LGBTQ+ people face harassment and discrimination starting early in life, leading to adverse mental health outcomes and higher rates of risk-taking that increase the likelihood of physical harm.

Adverse, punitive, and traumatic reactions from parents in response to their children’s LGBTQ+ identity are closely correlated with LGBTQ+ youths having poor mental health and an increase in substance abuse. In the young and adult LBGTQIA+, poor mental health and risk-taking behavior display themselves in many ways.

LGBTQ+ youths are more likely to:

  • Abuse tobacco
  • Drive while drunk
  • Ride with a drunk driver
  • Attempt suicide

LGBTQ+ adults are more likely to:

  • Abuse alcohol
  • Abuse tobacco
  • Experience psychological distress
  • Need medication for mental health
  • Think of suicide


LGBTQ+ people face hurdles obtaining health care related to sexual and transgender lifestyles. Some of them are further isolated by added barriers such as racial/ethnic status, low income, immigrant status, or limited English comprehension. Reduced access to health care relative to heterosexuals is revealed in many ways.

LGBTQ+ people are less likely to:

  • Have health insurance coverage than heterosexual males

LGBTQ+ people are more likely to:

  • Delay or skip medical care
  • Delay or skip taking prescription medication

Compounding these problems is the fact that few states ask patients their sexual orientation or gender identity. This limits researchers’ ability to understand the LGBTQ+ peoples’ needs and hinders public policies.

LGBTQ+ people lack health insurance for several reasons. Persistent workplace discrimination and harassment mean that LGBTQ+ people are more likely to lose or quit their jobs or not to get the job in the first place.

As many employers do not provide health insurance benefits for the same-sex domestic partners of their employees, those uninsured people are likely to have to resort to visiting emergency rooms for care.

Surprisingly, most insurance contracts do not cover the care that LGBTQ+ people need. Transgender people are often unable to access even basic preventative and primary care due to insurance exclusions.

Similarly, because discriminatory practices lead them to either not seek preventive treatment or receive low-quality treatment, they are more likely to have HIV/AIDS or certain cancers.


LGBTQ+ people often do not want to reveal their sexual orientation or gender integrity in the health care environment for fear of discrimination and provider bias. Therefore, they are less likely to seek timely treatment.

Doctors and others frequently do not know their LGBTQ+ patients’ specific needs. This ignorance results in undiagnosed conditions and doctors missing the opportunity to inform their patients about delicate behaviors or other physical or mental health concerns.

Few medical schools offer health care providers instruction on the health needs of LGBTQ+ people. For instance, researchers have found that over half of medical school instruction has no information about this minority population.

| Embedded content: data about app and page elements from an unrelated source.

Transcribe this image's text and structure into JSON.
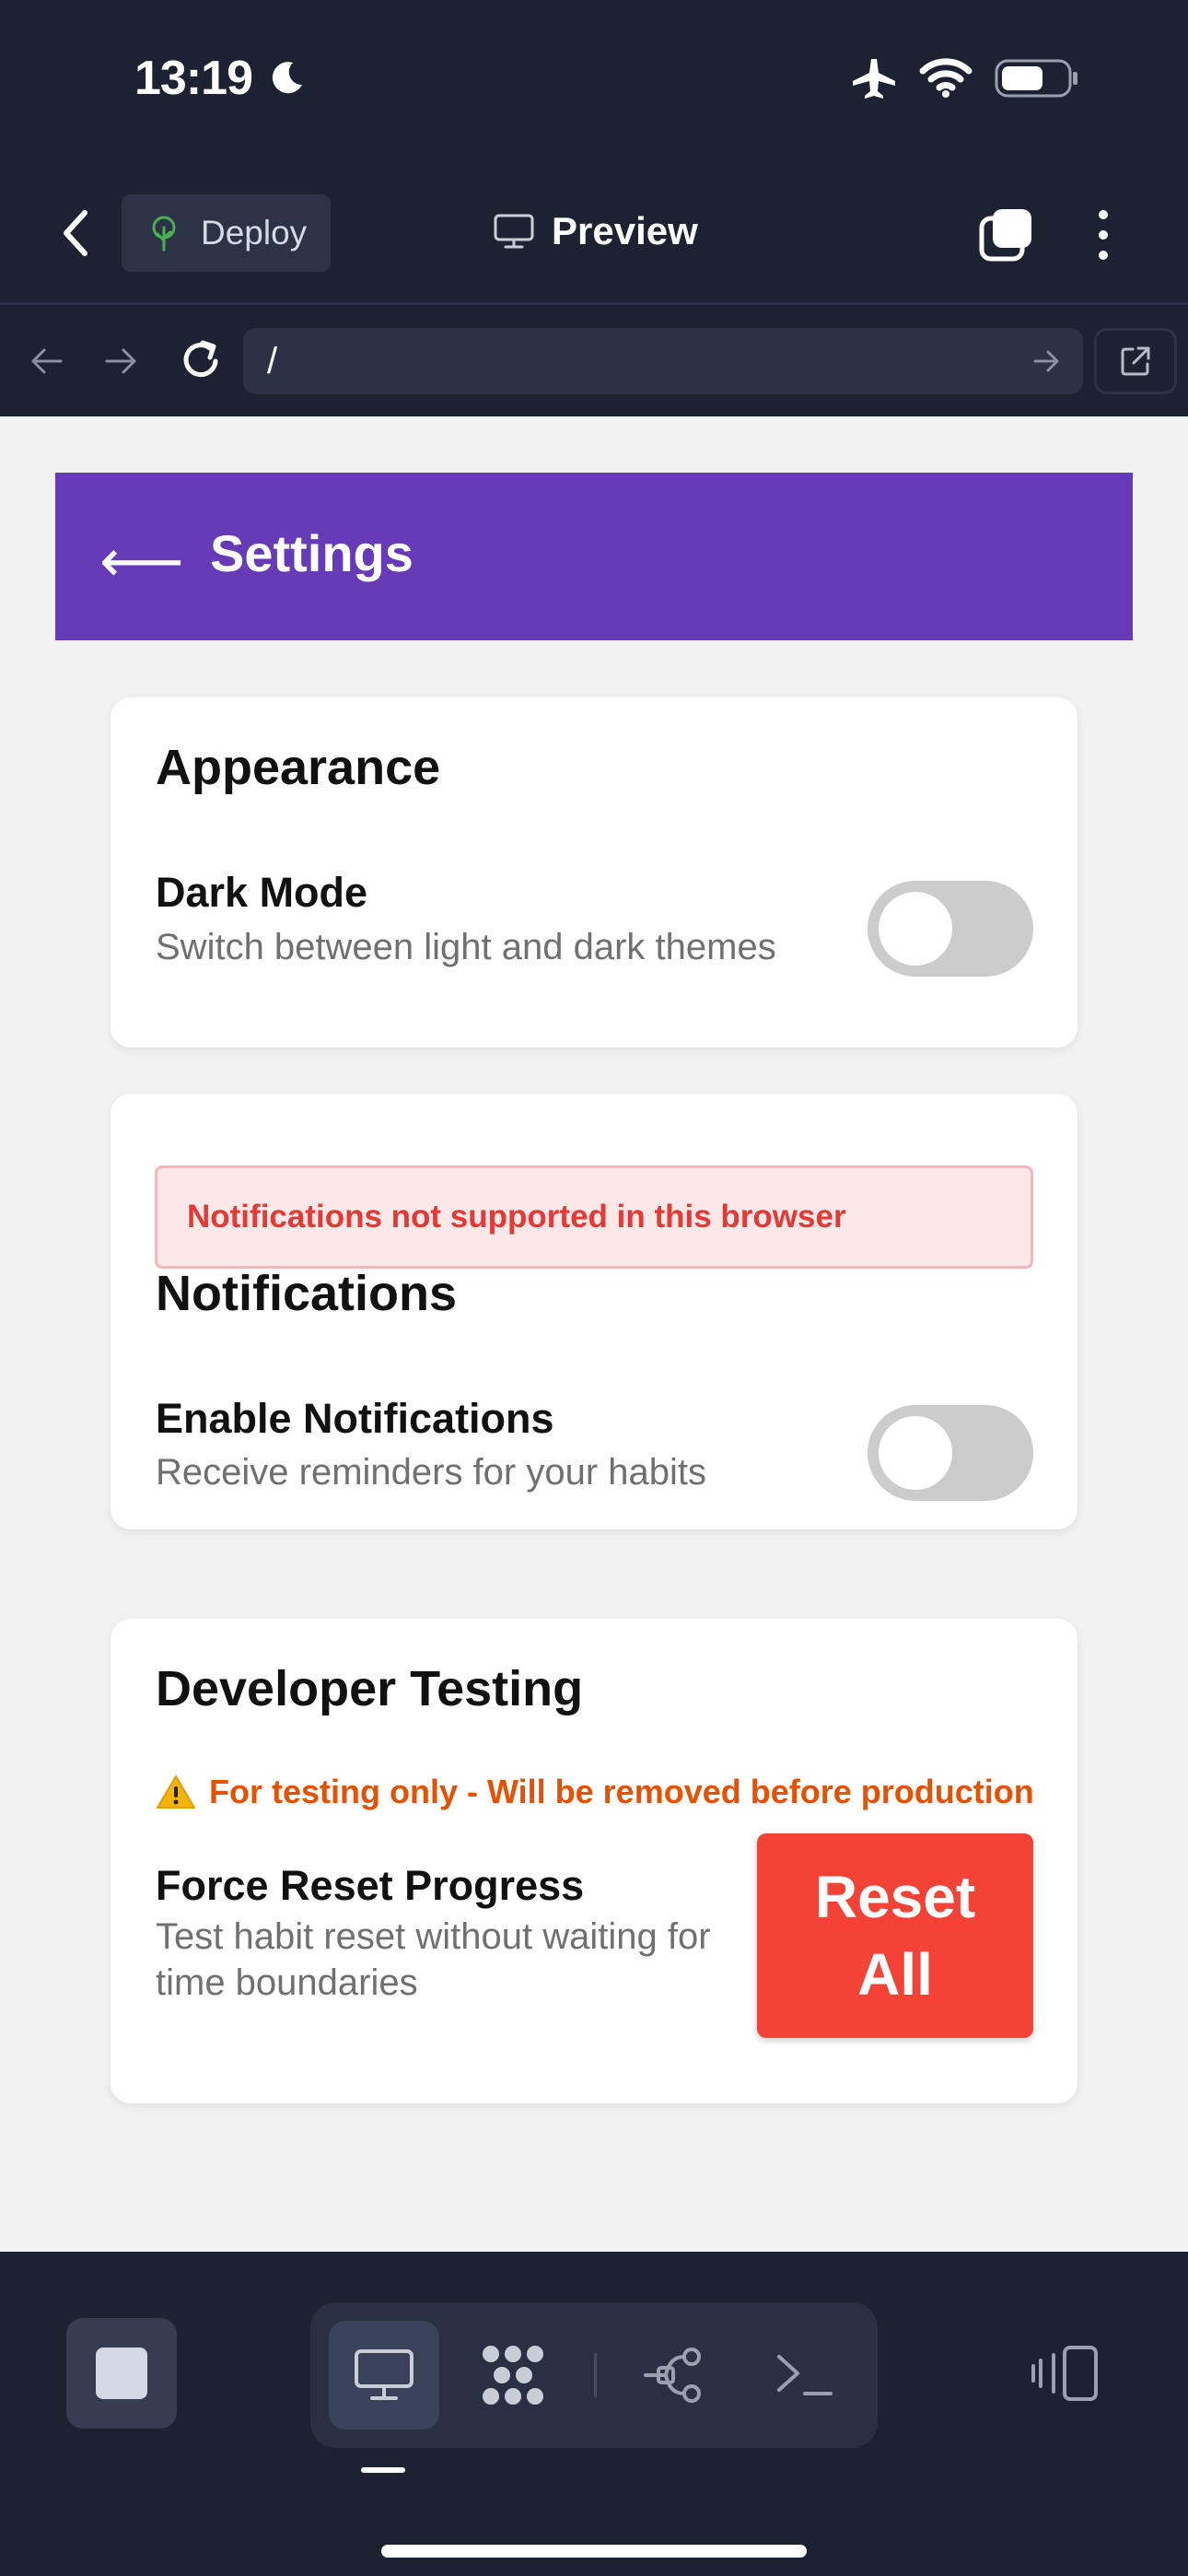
{
  "status_bar": {
    "time": "13:19",
    "icons": [
      "moon-icon",
      "airplane-icon",
      "wifi-icon",
      "battery-icon"
    ]
  },
  "app_header": {
    "deploy_label": "Deploy",
    "preview_label": "Preview",
    "icons": [
      "chevron-left-icon",
      "deploy-icon",
      "monitor-icon",
      "tabs-icon",
      "more-vertical-icon"
    ]
  },
  "browser": {
    "url": "/",
    "icons": [
      "arrow-left-icon",
      "arrow-right-icon",
      "reload-icon",
      "go-arrow-icon",
      "open-external-icon"
    ]
  },
  "page": {
    "back_arrow": "⟵",
    "title": "Settings",
    "accent_color": "#673ab7",
    "appearance": {
      "heading": "Appearance",
      "dark_mode_title": "Dark Mode",
      "dark_mode_desc": "Switch between light and dark themes",
      "dark_mode_on": false
    },
    "notifications": {
      "error": "Notifications not supported in this browser",
      "heading": "Notifications",
      "enable_title": "Enable Notifications",
      "enable_desc": "Receive reminders for your habits",
      "enabled": false
    },
    "developer": {
      "heading": "Developer Testing",
      "warning": "For testing only - Will be removed before production",
      "reset_title": "Force Reset Progress",
      "reset_desc": "Test habit reset without waiting for time boundaries",
      "reset_button": "Reset All",
      "reset_color": "#f44336",
      "warning_color": "#e65100"
    }
  },
  "toolbar": {
    "items": [
      "stop-icon",
      "monitor-icon",
      "apps-icon",
      "graph-icon",
      "terminal-icon",
      "device-switch-icon"
    ],
    "active": "monitor-icon"
  }
}
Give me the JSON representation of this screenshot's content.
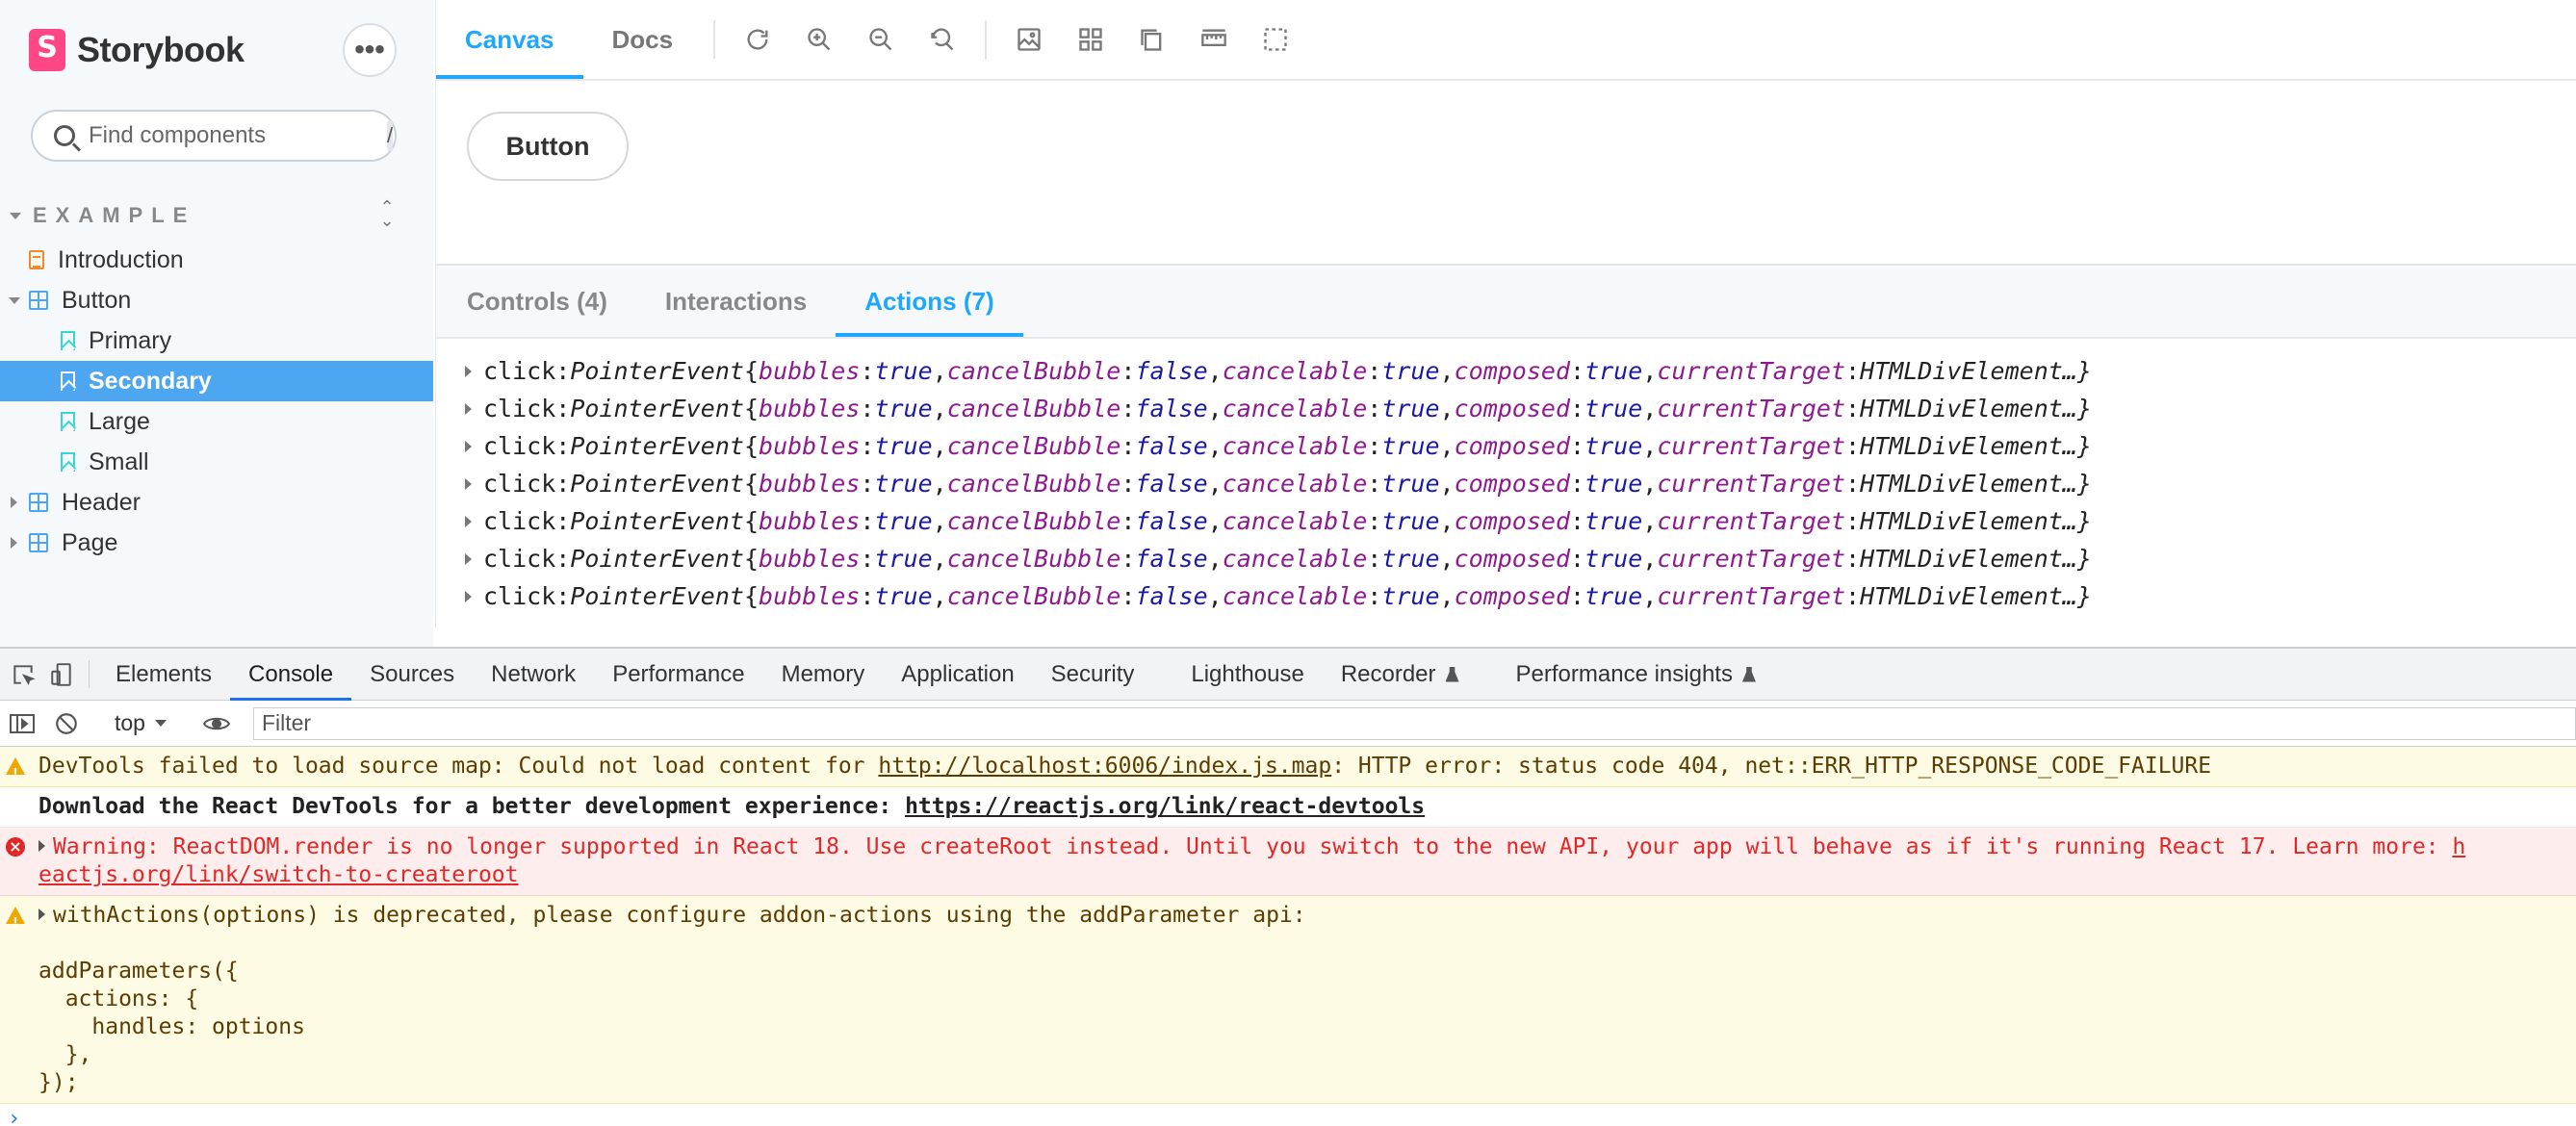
{
  "sidebar": {
    "brand": "Storybook",
    "more_label": "•••",
    "search_placeholder": "Find components",
    "search_shortcut": "/",
    "group": "EXAMPLE",
    "items": {
      "introduction": "Introduction",
      "button": "Button",
      "primary": "Primary",
      "secondary": "Secondary",
      "large": "Large",
      "small": "Small",
      "header": "Header",
      "page": "Page"
    }
  },
  "toolbar": {
    "tabs": [
      "Canvas",
      "Docs"
    ],
    "active_tab": "Canvas",
    "icons": [
      "refresh-icon",
      "zoom-in-icon",
      "zoom-out-icon",
      "zoom-reset-icon",
      "background-icon",
      "grid-icon",
      "viewport-icon",
      "measure-icon",
      "outline-icon"
    ]
  },
  "canvas": {
    "button_label": "Button"
  },
  "addons": {
    "tabs": [
      "Controls (4)",
      "Interactions",
      "Actions (7)"
    ],
    "active_tab": "Actions (7)",
    "action": {
      "name": "click",
      "type": "PointerEvent",
      "props": [
        {
          "key": "bubbles",
          "value": "true"
        },
        {
          "key": "cancelBubble",
          "value": "false"
        },
        {
          "key": "cancelable",
          "value": "true"
        },
        {
          "key": "composed",
          "value": "true"
        }
      ],
      "last_key": "currentTarget",
      "last_value": "HTMLDivElement…}"
    },
    "action_count": 7
  },
  "devtools": {
    "tabs": [
      "Elements",
      "Console",
      "Sources",
      "Network",
      "Performance",
      "Memory",
      "Application",
      "Security",
      "Lighthouse",
      "Recorder",
      "Performance insights"
    ],
    "active_tab": "Console",
    "context": "top",
    "filter_placeholder": "Filter",
    "messages": {
      "m1_pre": "DevTools failed to load source map: Could not load content for ",
      "m1_link": "http://localhost:6006/index.js.map",
      "m1_post": ": HTTP error: status code 404, net::ERR_HTTP_RESPONSE_CODE_FAILURE",
      "m2_pre": "Download the React DevTools for a better development experience: ",
      "m2_link": "https://reactjs.org/link/react-devtools",
      "m3_line1": "Warning: ReactDOM.render is no longer supported in React 18. Use createRoot instead. Until you switch to the new API, your app will behave as if it's running React 17. Learn more: ",
      "m3_link_a": "h",
      "m3_link_b": "eactjs.org/link/switch-to-createroot",
      "m4_line1": "withActions(options) is deprecated, please configure addon-actions using the addParameter api:",
      "m4_code": "addParameters({\n  actions: {\n    handles: options\n  },\n});"
    },
    "prompt": "›"
  }
}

Public health schools also rarely include such information beyond work related to HIV/AIDS.

For medical providers, homosexuality was listed as a disorder for which they had little or no training until the 1970s. Because some doctors, nurses, and therapists are unable to meet the needs of LGBTQ+ patients, they often do not encourage patients to disclose their sexual preferences or gender identity.


One partial solution involves gathering more data on patients’ sexual preferences and gender identity to help identify specific health needs of members of the minority population. So, simple questions on registration forms asking:

  • Do you engage in sex with men, women, or both?
  • What gender were you assigned at birth?
  • What gender do you identify with now?

Can help a physician understand and treat their patients’ health needs. A second solution is educating health professionals on the needs of LGBTQ+ people so they better know that they have unique needs and that ignoring those needs can cause harm.

The National Coalition for LGBT Health organizes and promotes an annual National LGBT Health Awareness Week in March. The 2021 event reached over 1.7 million people and included a survey to identify trends in LGBTQ+ health and to collect data for future advocacy and research.